Following government statements this week, I want to set out our position clearly. Unless directed by governments, we will:
- Immediately stop buying Russian crude oil on the spot market and we will not renew term contracts.
- At the same time, in close consultation with governments, we are changing our crude oil supply chain to remove Russian volumes. We will do this as fast as possible, but the physical location and availability of alternatives mean this could take weeks to complete and will lead to reduced throughput at some of our refineries.
- We will shut our service stations, aviation fuels and lubricants operations in Russia. We will consider very carefully the safest way to do this, but the process will start immediately.

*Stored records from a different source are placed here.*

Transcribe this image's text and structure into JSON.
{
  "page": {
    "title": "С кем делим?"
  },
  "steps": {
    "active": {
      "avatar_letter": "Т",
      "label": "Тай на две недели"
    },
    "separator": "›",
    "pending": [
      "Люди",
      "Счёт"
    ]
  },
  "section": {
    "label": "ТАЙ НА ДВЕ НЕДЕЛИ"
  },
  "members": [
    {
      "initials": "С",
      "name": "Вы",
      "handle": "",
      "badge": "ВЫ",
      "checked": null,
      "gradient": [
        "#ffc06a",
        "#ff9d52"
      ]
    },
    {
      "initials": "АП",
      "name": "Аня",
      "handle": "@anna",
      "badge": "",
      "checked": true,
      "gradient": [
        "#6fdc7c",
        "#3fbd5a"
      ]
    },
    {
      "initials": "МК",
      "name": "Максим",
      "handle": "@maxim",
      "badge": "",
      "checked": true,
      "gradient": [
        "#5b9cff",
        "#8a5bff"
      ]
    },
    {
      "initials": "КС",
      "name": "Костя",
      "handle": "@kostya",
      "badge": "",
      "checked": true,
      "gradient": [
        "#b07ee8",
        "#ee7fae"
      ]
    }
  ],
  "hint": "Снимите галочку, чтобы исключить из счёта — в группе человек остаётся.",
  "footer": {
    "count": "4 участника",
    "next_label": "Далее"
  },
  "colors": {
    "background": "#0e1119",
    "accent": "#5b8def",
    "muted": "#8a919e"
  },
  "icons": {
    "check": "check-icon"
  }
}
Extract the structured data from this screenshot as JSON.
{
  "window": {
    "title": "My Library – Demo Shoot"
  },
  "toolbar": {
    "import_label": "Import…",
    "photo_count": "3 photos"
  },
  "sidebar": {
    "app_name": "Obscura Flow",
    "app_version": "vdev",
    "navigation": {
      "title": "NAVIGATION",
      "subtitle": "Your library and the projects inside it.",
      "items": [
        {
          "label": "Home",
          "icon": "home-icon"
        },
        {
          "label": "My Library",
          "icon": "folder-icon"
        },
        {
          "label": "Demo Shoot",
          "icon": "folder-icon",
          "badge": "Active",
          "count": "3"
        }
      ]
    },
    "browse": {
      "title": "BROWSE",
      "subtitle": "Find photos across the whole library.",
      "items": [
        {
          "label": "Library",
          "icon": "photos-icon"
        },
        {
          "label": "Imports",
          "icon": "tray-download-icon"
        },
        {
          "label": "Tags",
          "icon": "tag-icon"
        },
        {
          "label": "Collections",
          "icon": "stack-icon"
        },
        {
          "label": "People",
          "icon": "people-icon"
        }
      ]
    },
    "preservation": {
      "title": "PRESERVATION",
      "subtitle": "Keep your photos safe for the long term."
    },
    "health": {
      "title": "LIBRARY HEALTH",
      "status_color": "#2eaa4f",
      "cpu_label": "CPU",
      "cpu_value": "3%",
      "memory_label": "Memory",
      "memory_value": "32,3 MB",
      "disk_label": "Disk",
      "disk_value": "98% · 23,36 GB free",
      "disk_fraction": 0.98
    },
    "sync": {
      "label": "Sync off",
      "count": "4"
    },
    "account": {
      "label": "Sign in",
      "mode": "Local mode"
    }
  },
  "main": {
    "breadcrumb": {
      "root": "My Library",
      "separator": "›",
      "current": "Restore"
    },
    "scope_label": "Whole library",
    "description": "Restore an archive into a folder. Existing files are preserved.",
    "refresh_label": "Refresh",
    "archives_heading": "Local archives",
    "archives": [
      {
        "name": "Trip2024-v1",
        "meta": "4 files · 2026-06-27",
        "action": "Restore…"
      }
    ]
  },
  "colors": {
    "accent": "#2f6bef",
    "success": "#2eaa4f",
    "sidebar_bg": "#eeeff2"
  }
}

- We will start our phased withdrawal from Russian petroleum products, pipeline gas and LNG. This is a complex challenge. Changing this part of the energy system will require concerted action by governments, energy suppliers and customers, and a transition to other energy supplies will take much longer.
With the Biden administration looking set to ban Russian oil imports to the United States, Putin is getting hit hard where it hurts.
The world will face higher gas prices for a while, but the degree of unity being shown against the Russian invasion of Ukraine is heartening. If the Russian economy collapses and Russia can’t sell its energy exports, the pressure will be immense on Putin to end the invasion.
The needless death and bloodshed in Ukraine are all on Putin, so is the suffering brought on the Russian people by his decision to invade a neighboring democracy.
Mr. Easley is the managing editor. He is also a White House Press Pool and a Congressional correspondent for PoliticusUSA. Jason has a Bachelor’s Degree in Political Science. His graduate work focused on public policy, with a specialization in social reform movements.
Awards and Professional Memberships
Member of the Society of Professional Journalists and The American Political Science Association